The home of one of Scotland’s most celebrated sculptors is close to being of unique national importance.
Tim Stead died in 2000, aged 48, leaving a body of public work that includes contributions to the Millennium Clock at the National Museum of Scotland in Edinburgh as well as Cafe Gandolfi in Glasgow and a memorial chapel for oil industry workers in Aberdeen.
The Steading, his private Borders house in Blainslie, is a monument to his accomplishments with wood, including a wooden sink.
The Tim Stead Trust has been campaigning to raise funds to buy the property and open it as a tourist attraction.
Stead’s widow, Maggy Lenert, was willing to sell the house for £450,000, well below market value, and held off retiring to her native France for the campaign. However, her funds were exhausted a year earlier than the trust had anticipated so a last-ditch appeal was started to save the house and other works for the nation.
Historic Environment Scotland (HES) is now looking to deem the building to be of Category A status, which would afford it legal protection.
“The Steading is an outstanding ex-ample of an entirely and largely complete original artistic interior of sculpted wood fixtures and fittings, by the celebrated artist Tim Stead,” it said in a report. “Because of the hands-on approach the artist took in producing his work and the necessary time this took, his output could not be considerable and the work that survives is rare.”
Nichola Fletcher, chairwoman of the trust, said: “To have HES saying it is of national and international significance is music to our ears.
“To be completely blunt, we have got absolutely nowhere near enough money to buy it, but we are not giving up hope. We are making an application to the National Heritage Memorial Fund. Whether they will accept it or not I don’t know, but this A-listing is a huge boost to that.
“What we are really looking for is for a wealthy benefactor to come forward, for whom £500,000 is really loose change in a back pocket.”
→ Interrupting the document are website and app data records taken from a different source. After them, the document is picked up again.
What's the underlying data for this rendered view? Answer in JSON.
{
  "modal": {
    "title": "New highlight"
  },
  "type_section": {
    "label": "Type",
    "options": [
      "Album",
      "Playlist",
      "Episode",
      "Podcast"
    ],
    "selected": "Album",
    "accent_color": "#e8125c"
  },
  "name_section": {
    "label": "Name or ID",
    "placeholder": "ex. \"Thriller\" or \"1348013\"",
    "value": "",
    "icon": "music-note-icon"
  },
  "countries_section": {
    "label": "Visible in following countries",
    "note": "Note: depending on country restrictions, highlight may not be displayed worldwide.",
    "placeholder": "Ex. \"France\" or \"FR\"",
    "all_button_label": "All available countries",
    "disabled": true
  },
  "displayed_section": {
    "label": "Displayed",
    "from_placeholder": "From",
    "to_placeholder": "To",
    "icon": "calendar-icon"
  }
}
An HES spokesman said that a decision would be made on the listing after March 6 this year.
The Times | Saturday February 29 2020
Reproduced with permission.